A misleading op-ed in Chattanooga's Times Free Press, co-written by a Koch and ALEC ally, falsely claimed creating a union in a local Volkswagen plant would negatively impact the state economy and plant relations, despite evidence to the contrary.
The February 12 op-ed co-authored by Justin Owen of the Koch-tied Beacon Center and anti-union UAW member Terry Bowman misleadingly accused unions of threatening jobs and economic opportunity in the state and claimed workers could have an equal voice in plant decisions without a union:
When all is said and done, the UAW is a hyper-political organization with perspectives and policies contrary to those of many of the workers it claims to represent. The union has a history of using workers' dues to influence elections at all levels of government. Those policies have failed in Detroit and do not fit in a state like Tennessee that is trying to create automotive jobs and economic opportunity. And while many of Tennessee's auto workers have already expressed their opposition to the UAW, the battle is far from over.
Workers should absolutely have the opportunity to freely associate with each other and explore with their respective employers ways to improve their workplace and the quality of the products they produce. At the same time, Volkswagen can allow this to happen by using current, nonunion workers, instead of insisting that only a UAW-represented plant can enter into a works council agreement.
The anti-union reaction from Owen is no surprise as his organization, the Beacon Center of Tennessee, is a registered member of the State Policy Network (SPN). According to a report by the Center for Media and Democracy, the SPN and its member organizations "are major drivers of the right-wing" agenda:
Although many of SPN's member organizations claim to be nonpartisan and independent, our in-depth investigation reveals that SPN and its member think tanks are major drivers of the right-wing, ALEC-backed agenda in state houses nationwide, with deep ties to the Koch brothers and the national right-wing network of funders, all while reporting little or no lobbying activities.
Owen's co-author, Terry Bowman, is a UAW member and founder of the Union Conservatives, a group dedicated to advancing right-to-work laws that weaken unions.
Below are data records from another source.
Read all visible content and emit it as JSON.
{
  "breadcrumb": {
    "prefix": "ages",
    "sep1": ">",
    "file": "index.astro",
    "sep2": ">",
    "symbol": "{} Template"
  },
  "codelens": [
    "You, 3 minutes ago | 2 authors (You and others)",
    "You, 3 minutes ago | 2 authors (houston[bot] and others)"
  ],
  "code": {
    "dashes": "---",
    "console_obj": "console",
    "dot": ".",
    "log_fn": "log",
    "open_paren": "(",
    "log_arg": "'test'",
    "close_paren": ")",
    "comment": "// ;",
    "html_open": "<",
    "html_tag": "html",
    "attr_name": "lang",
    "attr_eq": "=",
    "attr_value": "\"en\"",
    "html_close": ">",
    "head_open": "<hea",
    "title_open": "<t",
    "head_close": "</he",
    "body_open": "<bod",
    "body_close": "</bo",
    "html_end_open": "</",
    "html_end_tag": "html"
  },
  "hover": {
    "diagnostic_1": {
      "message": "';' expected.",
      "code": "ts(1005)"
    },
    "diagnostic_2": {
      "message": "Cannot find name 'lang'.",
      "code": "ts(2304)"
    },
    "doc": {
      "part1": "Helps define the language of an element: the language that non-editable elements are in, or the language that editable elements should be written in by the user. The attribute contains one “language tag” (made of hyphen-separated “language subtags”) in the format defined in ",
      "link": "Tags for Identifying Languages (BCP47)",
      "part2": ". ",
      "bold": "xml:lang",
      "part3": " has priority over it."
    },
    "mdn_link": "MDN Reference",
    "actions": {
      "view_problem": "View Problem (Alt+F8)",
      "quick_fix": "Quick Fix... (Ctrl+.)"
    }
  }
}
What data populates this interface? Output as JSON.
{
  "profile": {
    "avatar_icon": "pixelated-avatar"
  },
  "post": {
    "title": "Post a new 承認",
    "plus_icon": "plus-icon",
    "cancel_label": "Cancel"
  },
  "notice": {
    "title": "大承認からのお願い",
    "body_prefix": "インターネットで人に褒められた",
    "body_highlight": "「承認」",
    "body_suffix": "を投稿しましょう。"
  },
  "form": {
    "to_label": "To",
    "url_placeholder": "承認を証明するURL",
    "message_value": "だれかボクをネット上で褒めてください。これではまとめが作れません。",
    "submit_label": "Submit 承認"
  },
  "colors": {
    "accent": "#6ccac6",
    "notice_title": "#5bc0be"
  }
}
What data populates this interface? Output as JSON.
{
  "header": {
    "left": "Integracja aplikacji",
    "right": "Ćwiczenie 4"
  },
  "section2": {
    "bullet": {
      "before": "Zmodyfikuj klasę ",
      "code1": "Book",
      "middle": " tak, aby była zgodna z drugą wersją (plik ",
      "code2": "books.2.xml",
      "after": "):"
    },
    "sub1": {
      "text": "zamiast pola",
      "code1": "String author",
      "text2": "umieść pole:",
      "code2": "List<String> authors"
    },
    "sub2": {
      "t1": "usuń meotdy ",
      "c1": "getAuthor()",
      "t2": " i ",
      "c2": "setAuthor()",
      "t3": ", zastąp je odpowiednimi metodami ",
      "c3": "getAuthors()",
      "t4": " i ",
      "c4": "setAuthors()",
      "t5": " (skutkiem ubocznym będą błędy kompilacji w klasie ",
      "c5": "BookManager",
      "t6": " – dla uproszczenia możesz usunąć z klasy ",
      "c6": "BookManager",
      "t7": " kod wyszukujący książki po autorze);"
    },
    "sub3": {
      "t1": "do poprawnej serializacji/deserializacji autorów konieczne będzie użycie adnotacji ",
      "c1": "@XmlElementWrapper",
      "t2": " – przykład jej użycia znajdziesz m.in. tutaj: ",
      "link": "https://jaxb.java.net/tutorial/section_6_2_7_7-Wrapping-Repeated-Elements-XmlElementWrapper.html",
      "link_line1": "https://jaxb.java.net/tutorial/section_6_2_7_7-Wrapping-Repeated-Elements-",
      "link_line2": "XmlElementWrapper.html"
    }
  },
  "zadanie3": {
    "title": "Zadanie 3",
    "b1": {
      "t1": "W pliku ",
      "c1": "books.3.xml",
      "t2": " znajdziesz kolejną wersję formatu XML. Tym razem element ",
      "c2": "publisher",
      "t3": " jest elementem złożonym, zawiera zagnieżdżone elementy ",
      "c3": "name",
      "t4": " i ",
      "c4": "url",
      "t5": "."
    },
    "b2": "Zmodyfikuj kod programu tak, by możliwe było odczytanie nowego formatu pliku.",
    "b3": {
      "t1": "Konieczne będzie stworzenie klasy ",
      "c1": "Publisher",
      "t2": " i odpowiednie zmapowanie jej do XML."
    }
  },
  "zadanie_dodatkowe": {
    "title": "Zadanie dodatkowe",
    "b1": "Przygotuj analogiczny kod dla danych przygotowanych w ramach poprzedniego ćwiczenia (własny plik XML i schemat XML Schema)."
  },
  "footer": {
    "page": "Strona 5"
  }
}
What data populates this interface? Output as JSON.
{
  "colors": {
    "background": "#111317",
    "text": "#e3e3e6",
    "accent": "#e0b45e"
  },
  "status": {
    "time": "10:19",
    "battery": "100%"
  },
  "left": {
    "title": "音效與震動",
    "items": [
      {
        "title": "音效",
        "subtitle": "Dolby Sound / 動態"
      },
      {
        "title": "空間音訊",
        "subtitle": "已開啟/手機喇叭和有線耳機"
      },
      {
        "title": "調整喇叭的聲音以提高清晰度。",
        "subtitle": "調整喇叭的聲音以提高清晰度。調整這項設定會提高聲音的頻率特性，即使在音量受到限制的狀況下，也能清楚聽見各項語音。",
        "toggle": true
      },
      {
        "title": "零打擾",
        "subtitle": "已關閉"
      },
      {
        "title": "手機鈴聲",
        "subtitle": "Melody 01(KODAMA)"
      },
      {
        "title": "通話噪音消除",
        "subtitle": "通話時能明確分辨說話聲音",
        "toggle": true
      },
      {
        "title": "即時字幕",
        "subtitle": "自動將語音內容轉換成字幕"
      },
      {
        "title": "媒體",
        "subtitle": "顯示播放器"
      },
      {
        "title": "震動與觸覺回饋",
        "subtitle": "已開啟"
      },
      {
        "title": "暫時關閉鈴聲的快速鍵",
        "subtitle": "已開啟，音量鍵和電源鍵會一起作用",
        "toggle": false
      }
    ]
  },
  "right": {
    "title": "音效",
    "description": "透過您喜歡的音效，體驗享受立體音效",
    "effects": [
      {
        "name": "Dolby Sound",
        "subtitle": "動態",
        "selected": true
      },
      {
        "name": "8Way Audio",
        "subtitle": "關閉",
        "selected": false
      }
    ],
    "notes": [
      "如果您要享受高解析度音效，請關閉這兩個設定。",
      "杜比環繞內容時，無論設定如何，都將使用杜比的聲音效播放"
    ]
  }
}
As a due-paying member, Bowman is often relied upon by conservative media outlets to fabricate union member dissatisfaction.
Despite Bowman and Owen's claims, without a union, the workers have no guarantee their input will be considered and no mechanism to hold management accountable if they seek change. With Chattanooga the only Volkswagen plant in the U.S. lacking a union, the German company has seen the benefits organization has brought to other plants, and is in support of the UAW movement in Tennessee.
Volkswagen backs the organization effort because it makes economic sense, as shown by their other unionized plants. As The Washington Post noted, Volkswagen understands "how having a union can boost productivity and allow it greater flexibility in adjusting to downturns." And as Harley Shaiken, a professor at UC Berkley, explained, giving workers a voice in their plants has already been good for business -- Volkswagen has led all major automakers in raising shareholder value over the last three years and was "virtually tied for second place in global auto production in 2012."
Furthermore, other unions in Tennessee haven't hurt the state's competitiveness or business climate. As Shaiken explained, a nearby, unionized General Motors plant in Spring Hill, Tennessee, just announced an investment of $350 million that will support 2,000 jobs. In addition, unions around the country have repeatedly been shown to boost productivity and allow greater flexibility during economic downturns, restoring demand to the economy by raising wages which enables more hiring and decreases inequality. UAW affiliated workers, such as those at Ford Motor Co.'s, also saw an extra $8,800 last year, after the company had record profits in North America of $8.8 billion.
The effort to organize the Tennessee Volkswagen plant will not only benefit the company and the state -- the individual worker should see personal benefits increase. According to the Bureau of Labor Statistics, in 2013 unionized workers had median usual weekly earnings of $950, compared to $750 for their non-unionized counterparts. And the Economic Policy Institute found that unionized workers are 53.9 percent more likely than non-unionized workers to have employer-provided pensions. Others have pointed out that "unions restore demand" to the economy by raising wages and "putting more purchasing power to work."